Full moons—whether they’re Supermoons or not—make great subjects to photograph, and its easier than ever to shoot the moon with the Nikon COOLPIX P900 and its built-in Moon Scene Mode. The COOLPIX P900 has an 83x optical zoom which means it’s the equivalent focal length of 2000mm. Use the camera’s Dynamic Fine Zoom, an enhanced digital zoom that effectively doubles the reach—to a 4000mm equivalent! Want to get even closer? Enable the digital zoom and you’re up to the equivalent of a 8000mm lens.
The P900’s Vibration Reduction image stabilization means you can handhold the camera as you zoom into the moon. The lens is so powerful that zooming the camera in all the way means part of the moon will get cropped out—so you actually have to zoom out a little bit to get the entire moon in your shot.
Exposing for the light of the full moon
The COOLPIX P900 features a Moon Scene Mode. Select it and the camera will optimize the settings, focusing at infinity, in the center of the frame. You may also want to use a tripod, and if you do, remember to set the VR to OFF in the setup menu. Don’t have a tripod? Brace yourself against a sturdy object or place the camera on a sturdy surface and use the Vari-angle LCD to compose the image.
If you’re using any of the PSAM exposure modes, setting the camera’s exposure manually or use program or shutter or aperture priority, you may want to underexpose the image to ensure that the detail of the craters on the moon’s surface aren’t blown out. Using Spot metering will also help you get the correct exposure for the moon, which will be the brightest part of your image. Use a shutter speed of at least 1/15 second or faster since the moon actually moves pretty fast across the sky.
If you lose sight of your subject while zoomed in, press the Snap-Back Zoom button for a quick zoomed-out view. Find your subject again and then release the button—the P900 will zoom right back in.
What about the foreground landscape?
Photographing the moon along with the foreground landscape can be tricky because of the wide dynamic range. Exposing for the foreground might cause the moon to be overexposed, and exposing for the moon might cause the foreground to be too dark. In this case the optimum solution may be to create a multiple exposure or composite.
There are a few ways that you can add the moon to another image for a more interesting composition. One of those techniques is by using the Multiple Exposure function that is incorporated into the COOLPIX P900. Another technique is to photograph the moon and the landscape as separate images and combine them together using an image-editing program.

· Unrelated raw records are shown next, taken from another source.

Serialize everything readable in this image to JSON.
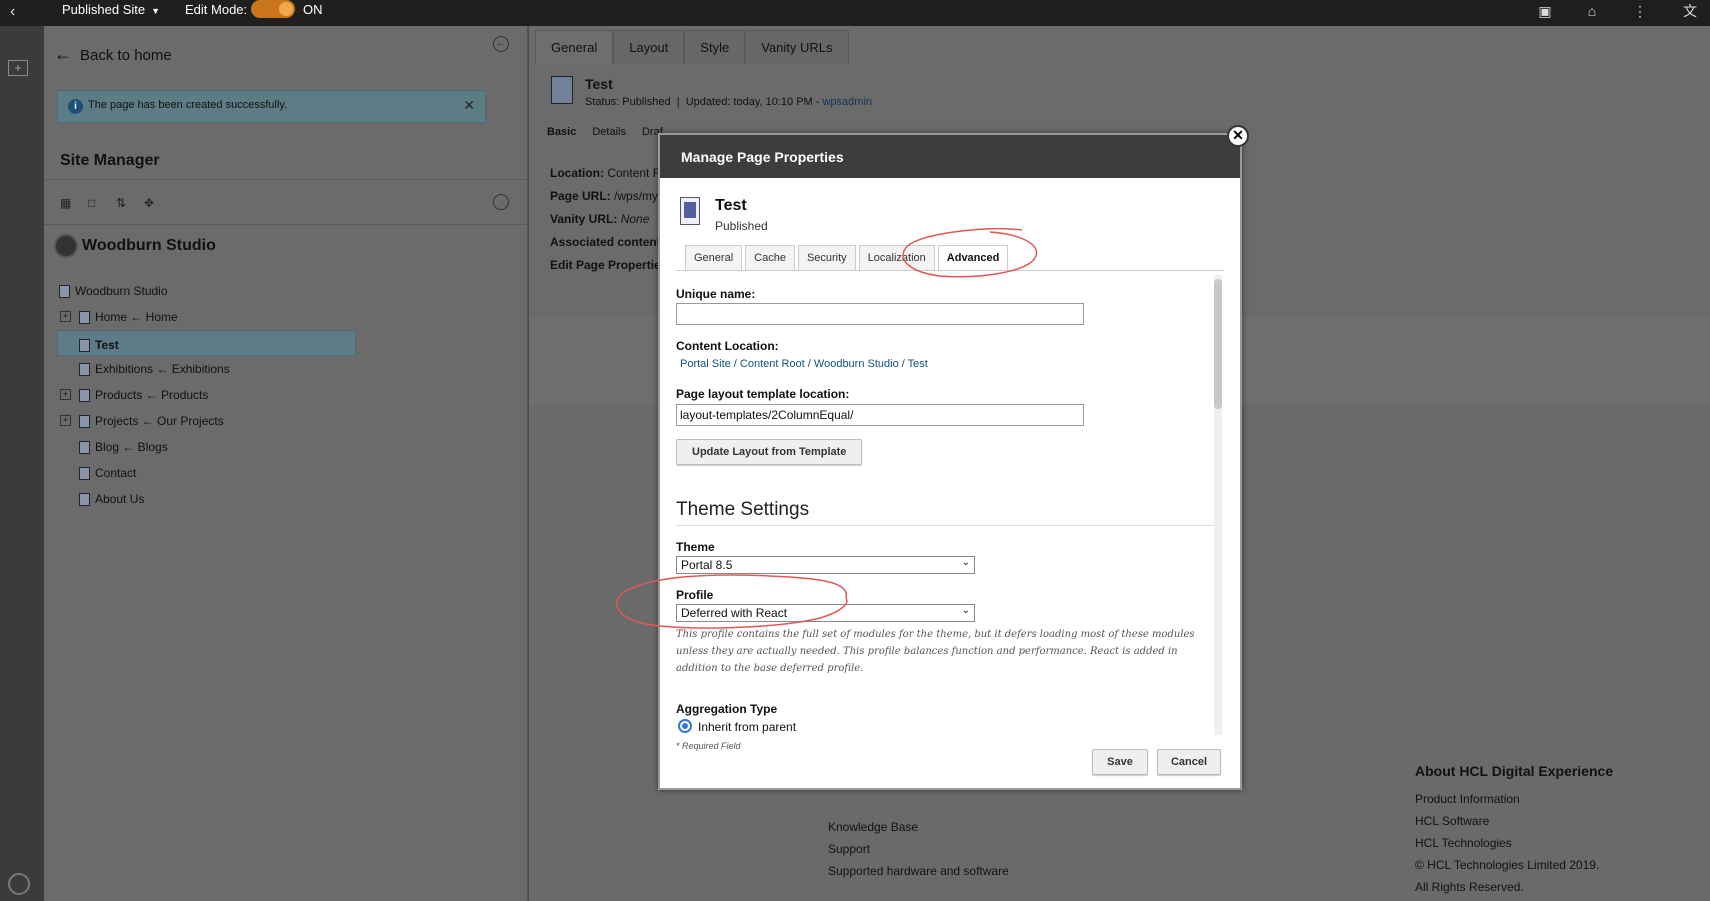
{
  "topbar": {
    "site_label": "Published Site",
    "edit_mode_label": "Edit Mode:",
    "edit_mode_state": "ON",
    "icons": [
      "back-icon",
      "caret-down-icon",
      "panel-icon",
      "home-icon",
      "more-icon",
      "translate-icon"
    ]
  },
  "sidebar": {
    "back_label": "Back to home",
    "notice": "The page has been created successfully.",
    "title": "Site Manager",
    "site_name": "Woodburn Studio",
    "tree": [
      {
        "label": "Woodburn Studio",
        "expander": false,
        "level": 0
      },
      {
        "label": "Home ← Home",
        "expander": true,
        "level": 1
      },
      {
        "label": "Test",
        "expander": false,
        "level": 1,
        "selected": true
      },
      {
        "label": "Exhibitions ← Exhibitions",
        "expander": false,
        "level": 1
      },
      {
        "label": "Products ← Products",
        "expander": true,
        "level": 1
      },
      {
        "label": "Projects ← Our Projects",
        "expander": true,
        "level": 1
      },
      {
        "label": "Blog ← Blogs",
        "expander": false,
        "level": 1
      },
      {
        "label": "Contact",
        "expander": false,
        "level": 1
      },
      {
        "label": "About Us",
        "expander": false,
        "level": 1
      }
    ]
  },
  "main": {
    "tabs": [
      "General",
      "Layout",
      "Style",
      "Vanity URLs"
    ],
    "page_title": "Test",
    "status_text": "Status: Published",
    "updated_text": "Updated: today, 10:10 PM - ",
    "updated_by": "wpsadmin",
    "subtabs": [
      "Basic",
      "Details",
      "Draf"
    ],
    "fields": [
      {
        "label": "Location:",
        "value": "Content F"
      },
      {
        "label": "Page URL:",
        "value": "/wps/my"
      },
      {
        "label": "Vanity URL:",
        "value": "None"
      },
      {
        "label": "Associated content",
        "value": ""
      },
      {
        "label": "Edit Page Propertie",
        "value": ""
      }
    ]
  },
  "footer": {
    "links": [
      "Knowledge Base",
      "Support",
      "Supported hardware and software"
    ],
    "about_title": "About HCL Digital Experience",
    "about_links": [
      "Product Information",
      "HCL Software",
      "HCL Technologies"
    ],
    "copyright": "© HCL Technologies Limited 2019.",
    "rights": "All Rights Reserved."
  },
  "modal": {
    "title": "Manage Page Properties",
    "page_name": "Test",
    "page_status": "Published",
    "tabs": [
      "General",
      "Cache",
      "Security",
      "Localization",
      "Advanced"
    ],
    "active_tab": "Advanced",
    "unique_name_label": "Unique name:",
    "unique_name_value": "",
    "content_location_label": "Content Location:",
    "content_location_path": "Portal Site / Content Root / Woodburn Studio / Test",
    "layout_location_label": "Page layout template location:",
    "layout_location_value": "layout-templates/2ColumnEqual/",
    "update_layout_button": "Update Layout from Template",
    "theme_settings_heading": "Theme Settings",
    "theme_label": "Theme",
    "theme_value": "Portal 8.5",
    "profile_label": "Profile",
    "profile_value": "Deferred with React",
    "profile_description": "This profile contains the full set of modules for the theme, but it defers loading most of these modules unless they are actually needed. This profile balances function and performance. React is added in addition to the base deferred profile.",
    "aggregation_label": "Aggregation Type",
    "aggregation_option": "Inherit from parent",
    "required_note": "* Required Field",
    "save_label": "Save",
    "cancel_label": "Cancel",
    "close_glyph": "✕"
  },
  "annotation_color": "#e0585a"
}
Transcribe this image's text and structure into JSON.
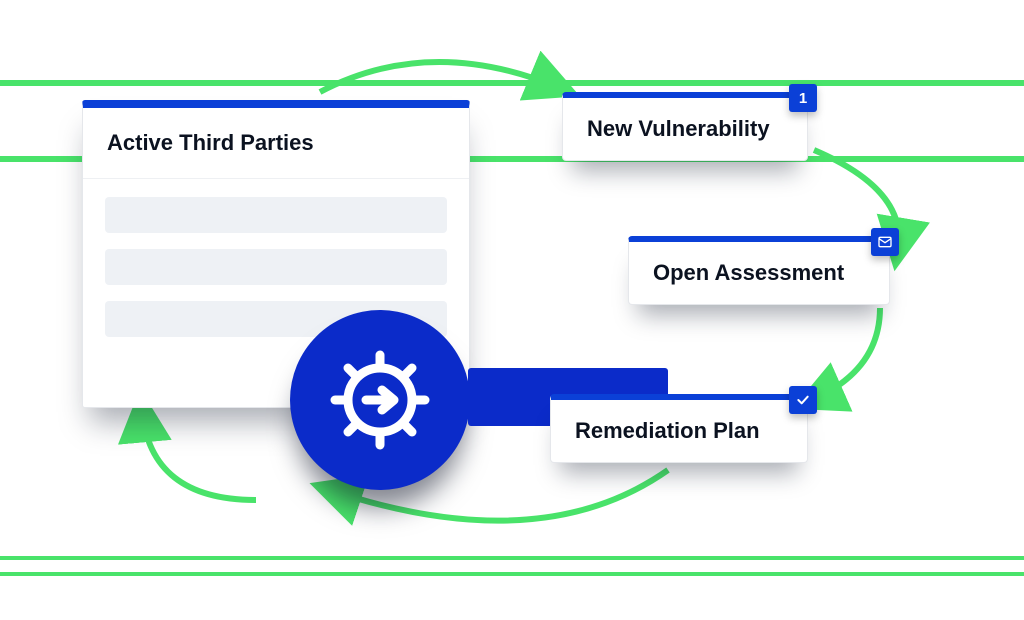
{
  "panel": {
    "title": "Active Third Parties"
  },
  "hub": {
    "icon_name": "gear-arrow-icon"
  },
  "steps": {
    "new_vulnerability": {
      "label": "New Vulnerability",
      "badge": "1"
    },
    "open_assessment": {
      "label": "Open Assessment"
    },
    "remediation_plan": {
      "label": "Remediation Plan"
    }
  },
  "colors": {
    "accent_blue": "#0b40d7",
    "flow_green": "#49e36a"
  }
}
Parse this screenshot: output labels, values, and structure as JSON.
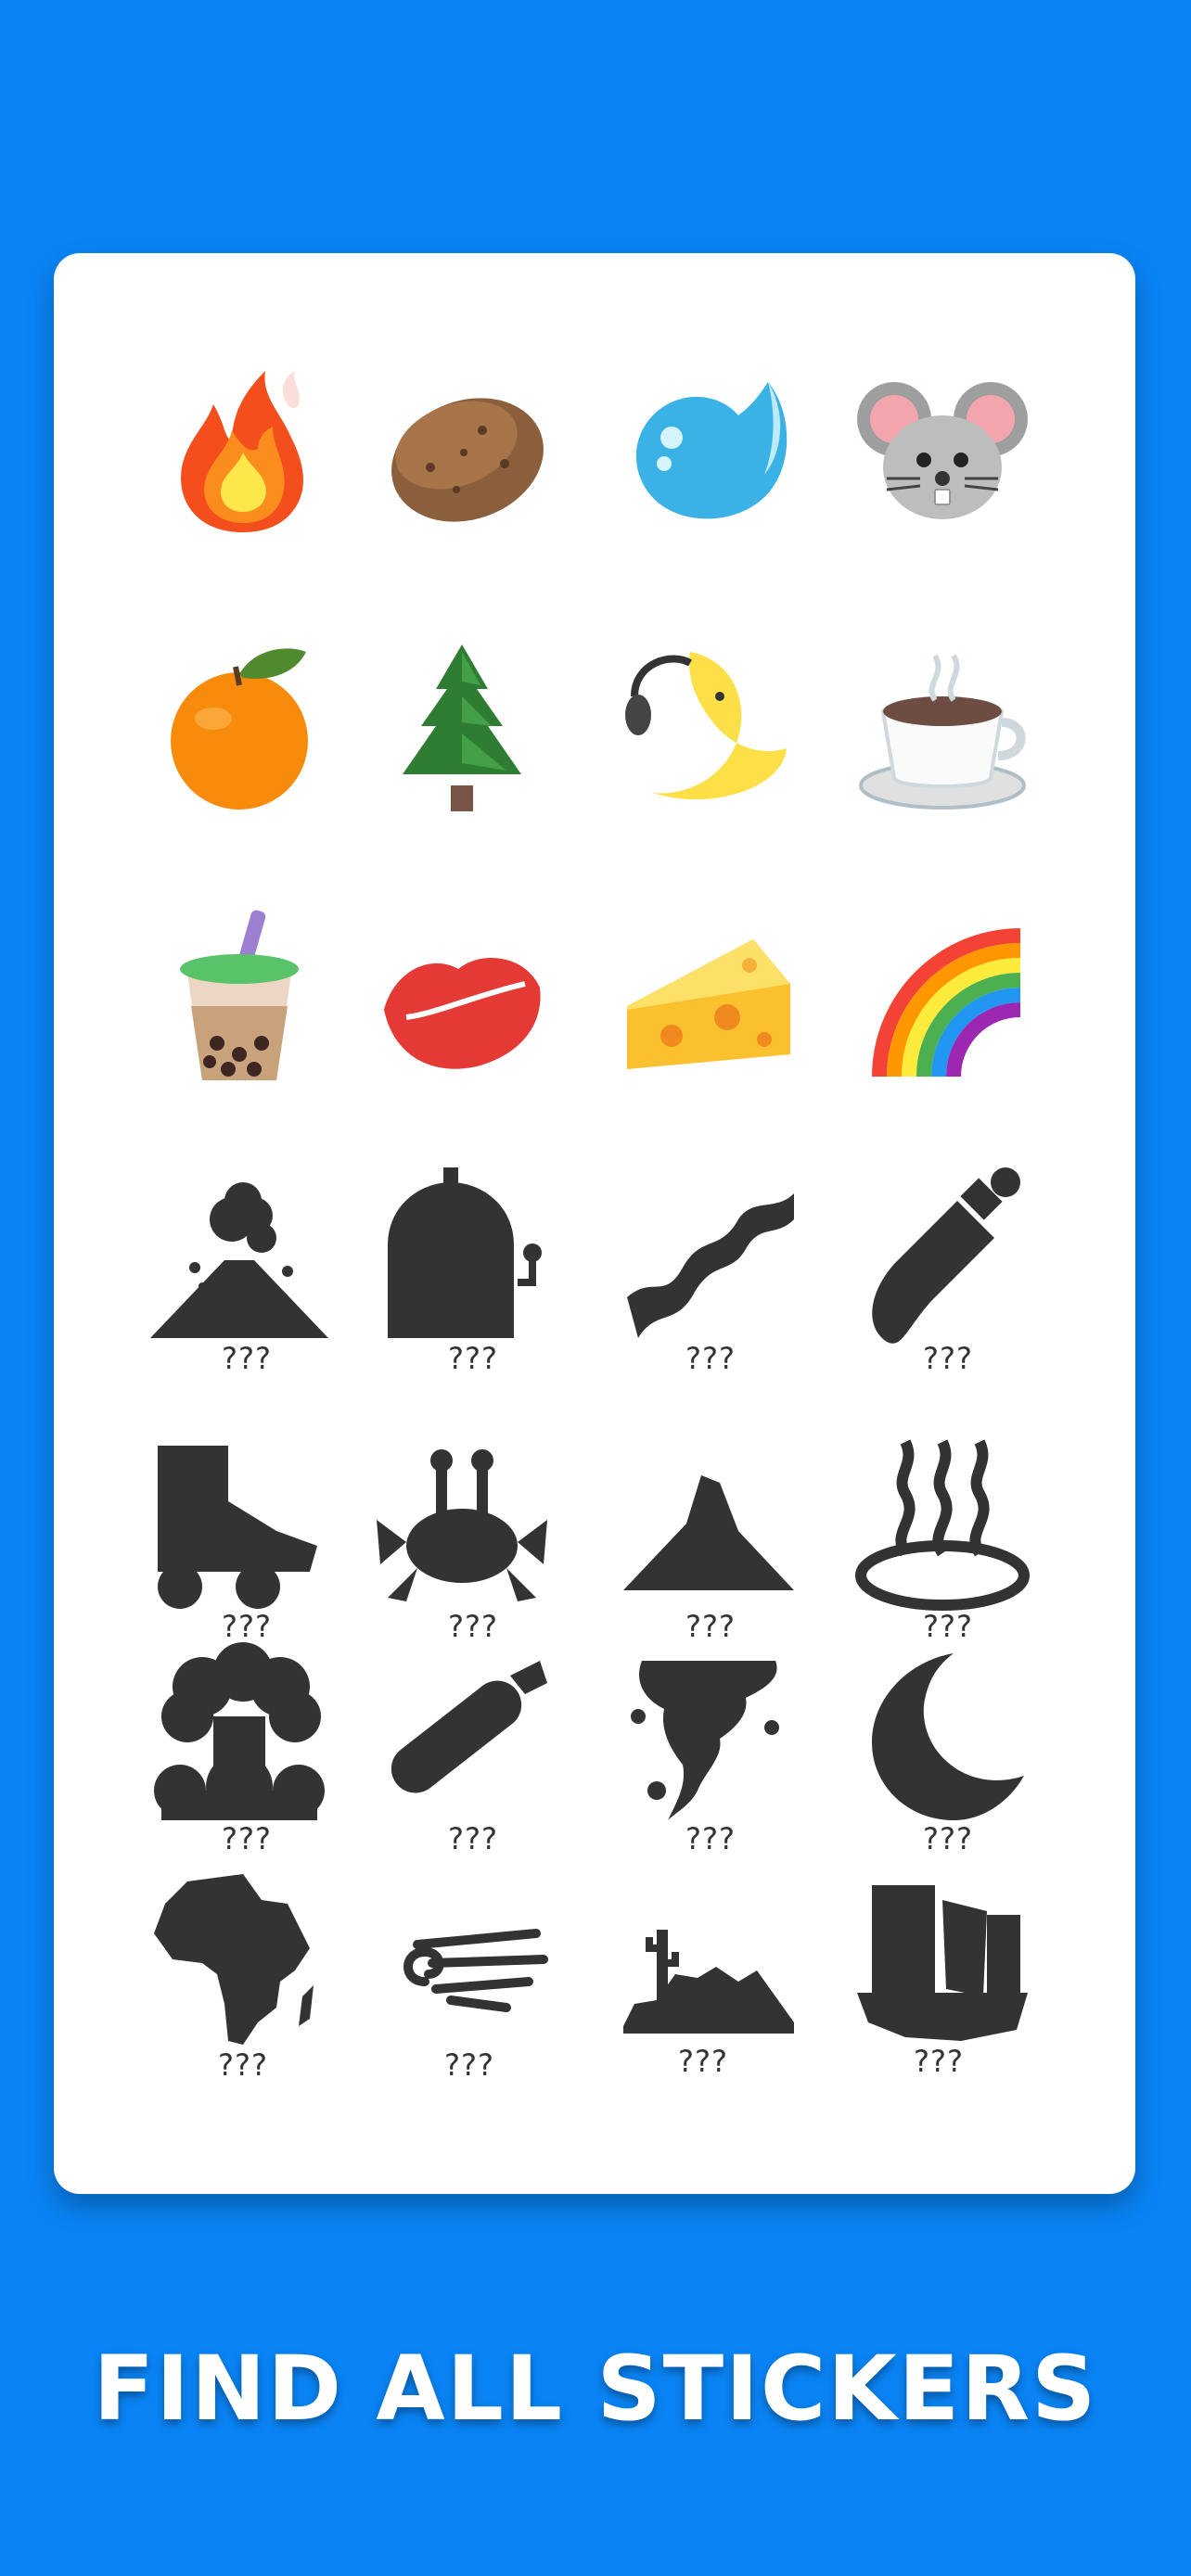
{
  "unlocked": [
    {
      "name": "fire-sticker",
      "icon": "fire-icon"
    },
    {
      "name": "potato-sticker",
      "icon": "potato-icon"
    },
    {
      "name": "water-drop-sticker",
      "icon": "water-drop-icon"
    },
    {
      "name": "mouse-sticker",
      "icon": "mouse-face-icon"
    },
    {
      "name": "tangerine-sticker",
      "icon": "tangerine-icon"
    },
    {
      "name": "evergreen-tree-sticker",
      "icon": "evergreen-tree-icon"
    },
    {
      "name": "moon-headphones-sticker",
      "icon": "moon-face-headphones-icon"
    },
    {
      "name": "hot-beverage-sticker",
      "icon": "hot-beverage-icon"
    },
    {
      "name": "bubble-tea-sticker",
      "icon": "bubble-tea-icon"
    },
    {
      "name": "kiss-mark-sticker",
      "icon": "kiss-mark-icon"
    },
    {
      "name": "cheese-sticker",
      "icon": "cheese-wedge-icon"
    },
    {
      "name": "rainbow-sticker",
      "icon": "rainbow-icon"
    }
  ],
  "locked": [
    {
      "icon": "volcano-silhouette-icon",
      "label": "???"
    },
    {
      "icon": "slot-machine-silhouette-icon",
      "label": "???"
    },
    {
      "icon": "bacon-silhouette-icon",
      "label": "???"
    },
    {
      "icon": "baby-bottle-silhouette-icon",
      "label": "???"
    },
    {
      "icon": "roller-skate-silhouette-icon",
      "label": "???"
    },
    {
      "icon": "crab-silhouette-icon",
      "label": "???"
    },
    {
      "icon": "mountain-silhouette-icon",
      "label": "???"
    },
    {
      "icon": "hot-springs-silhouette-icon",
      "label": "???"
    },
    {
      "icon": "mushroom-cloud-silhouette-icon",
      "label": "???"
    },
    {
      "icon": "fire-extinguisher-silhouette-icon",
      "label": "???"
    },
    {
      "icon": "tornado-silhouette-icon",
      "label": "???"
    },
    {
      "icon": "crescent-moon-silhouette-icon",
      "label": "???"
    },
    {
      "icon": "africa-silhouette-icon",
      "label": "???"
    },
    {
      "icon": "wind-silhouette-icon",
      "label": "???"
    },
    {
      "icon": "desert-silhouette-icon",
      "label": "???"
    },
    {
      "icon": "broken-building-silhouette-icon",
      "label": "???"
    }
  ],
  "footer": {
    "title": "FIND ALL STICKERS"
  },
  "colors": {
    "background": "#0a84f5",
    "card": "#ffffff",
    "silhouette": "#333333"
  }
}
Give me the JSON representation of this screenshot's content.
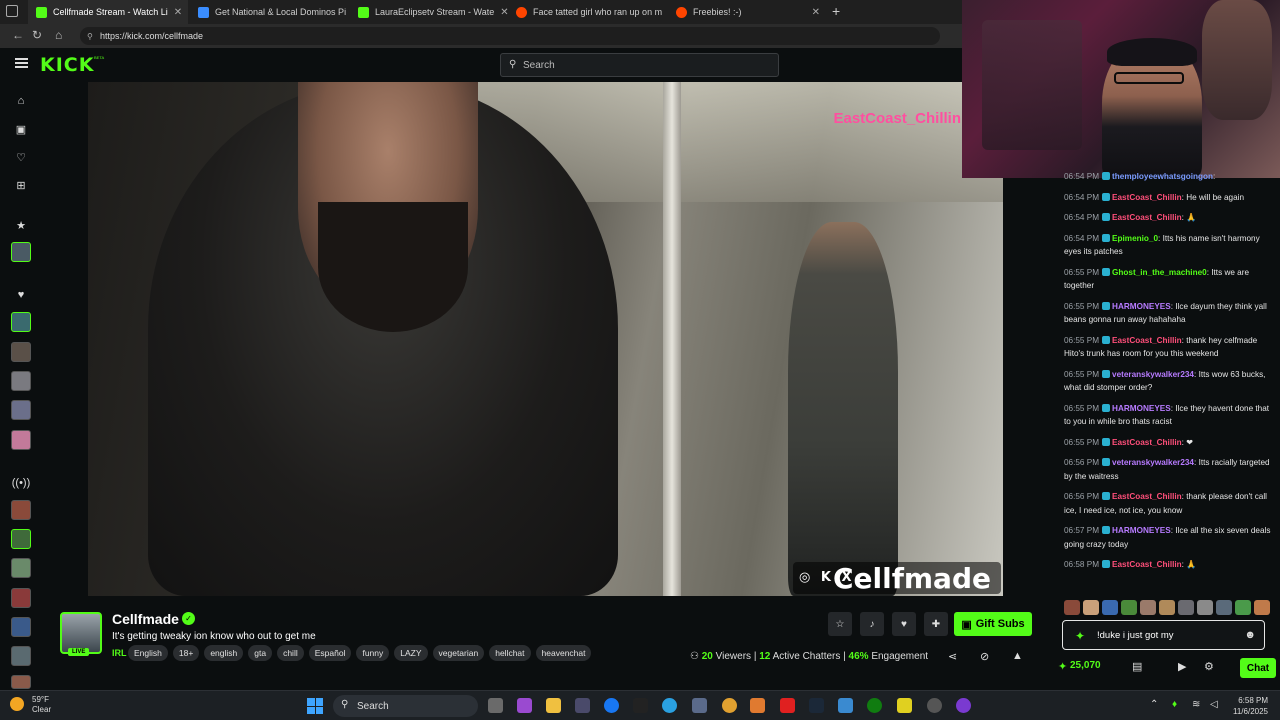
{
  "browser": {
    "tabs": [
      {
        "label": "Cellfmade Stream - Watch Li",
        "active": true,
        "favicon_color": "#53fc18"
      },
      {
        "label": "Get National & Local Dominos Pi",
        "active": false,
        "favicon_color": "#3a8dff"
      },
      {
        "label": "LauraEclipsetv Stream - Wate",
        "active": false,
        "favicon_color": "#53fc18"
      },
      {
        "label": "Face tatted girl who ran up on m",
        "active": false,
        "favicon_color": "#ff4500"
      },
      {
        "label": "Freebies! :-)",
        "active": false,
        "favicon_color": "#ff4500"
      }
    ],
    "new_tab": "+",
    "url": "https://kick.com/cellfmade"
  },
  "kick": {
    "logo": "KICK",
    "logo_badge": "BETA",
    "search_placeholder": "Search",
    "accent": "#53fc18"
  },
  "video": {
    "watermark": "EastCoast_Chillin",
    "overlay_icons": "◎ K X",
    "overlay_name": "Cellfmade"
  },
  "stream": {
    "channel": "Cellfmade",
    "verified": "✓",
    "live": "LIVE",
    "title": "It's getting tweaky ion know who out to get me",
    "category": "IRL",
    "tags": [
      "English",
      "18+",
      "english",
      "gta",
      "chill",
      "Español",
      "funny",
      "LAZY",
      "vegetarian",
      "hellchat",
      "heavenchat"
    ],
    "gift_label": "Gift Subs",
    "viewers": "20",
    "viewers_label": "Viewers",
    "chatters": "12",
    "chatters_label": "Active Chatters",
    "engagement": "46%",
    "engagement_label": "Engagement"
  },
  "chat": {
    "messages": [
      {
        "time": "06:54 PM",
        "user": "themployeewhatsgoingon",
        "color": "#7b9cff",
        "text": ""
      },
      {
        "time": "06:54 PM",
        "user": "EastCoast_Chillin",
        "color": "#ff4f7a",
        "text": "He will be again"
      },
      {
        "time": "06:54 PM",
        "user": "EastCoast_Chillin",
        "color": "#ff4f7a",
        "text": "🙏"
      },
      {
        "time": "06:54 PM",
        "user": "Epimenio_0",
        "color": "#53fc18",
        "text": "Itts his name isn't harmony eyes its patches"
      },
      {
        "time": "06:55 PM",
        "user": "Ghost_in_the_machine0",
        "color": "#53fc18",
        "text": "Itts we are together"
      },
      {
        "time": "06:55 PM",
        "user": "HARMONEYES",
        "color": "#b77bff",
        "text": "Ilce dayum they think yall beans gonna run away hahahaha"
      },
      {
        "time": "06:55 PM",
        "user": "EastCoast_Chillin",
        "color": "#ff4f7a",
        "text": "thank hey celfmade Hito's trunk has room for you this weekend"
      },
      {
        "time": "06:55 PM",
        "user": "veteranskywalker234",
        "color": "#b77bff",
        "text": "Itts wow 63 bucks, what did stomper order?"
      },
      {
        "time": "06:55 PM",
        "user": "HARMONEYES",
        "color": "#b77bff",
        "text": "Ilce they havent done that to you in while bro thats racist"
      },
      {
        "time": "06:55 PM",
        "user": "EastCoast_Chillin",
        "color": "#ff4f7a",
        "text": "❤"
      },
      {
        "time": "06:56 PM",
        "user": "veteranskywalker234",
        "color": "#b77bff",
        "text": "Itts racially targeted by the waitress"
      },
      {
        "time": "06:56 PM",
        "user": "EastCoast_Chillin",
        "color": "#ff4f7a",
        "text": "thank please don't call ice, I need ice, not ice, you know"
      },
      {
        "time": "06:57 PM",
        "user": "HARMONEYES",
        "color": "#b77bff",
        "text": "Ilce all the six seven deals going crazy today"
      },
      {
        "time": "06:58 PM",
        "user": "EastCoast_Chillin",
        "color": "#ff4f7a",
        "text": "🙏"
      }
    ],
    "input_value": "!duke i just got my",
    "points": "25,070",
    "send_label": "Chat"
  },
  "taskbar": {
    "temp": "59°F",
    "weather": "Clear",
    "search": "Search",
    "time": "6:58 PM",
    "date": "11/6/2025"
  }
}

Use the same focal length that you shoot the landscape with, when you photograph the moon, for the most realistic look in the final composite. It also makes the actual compositing easier to do. If you’re using a wide-angle lens and the moon is a small element, it likely won’t cause the overall image to suffer if the moon is blown out with no visible details.
Other ways to get creative: set the Picture Control in the camera to B&W since the moon against the black sky is pretty much a monochromatic image. Use some of the fun effects that are built-into the camera for a unique view. Shoot video as you zoom into your shot, or experiment with time lapse of the moon’s movement across the sky. (Check your User's Manual to see exactly how to use the features in the camera.)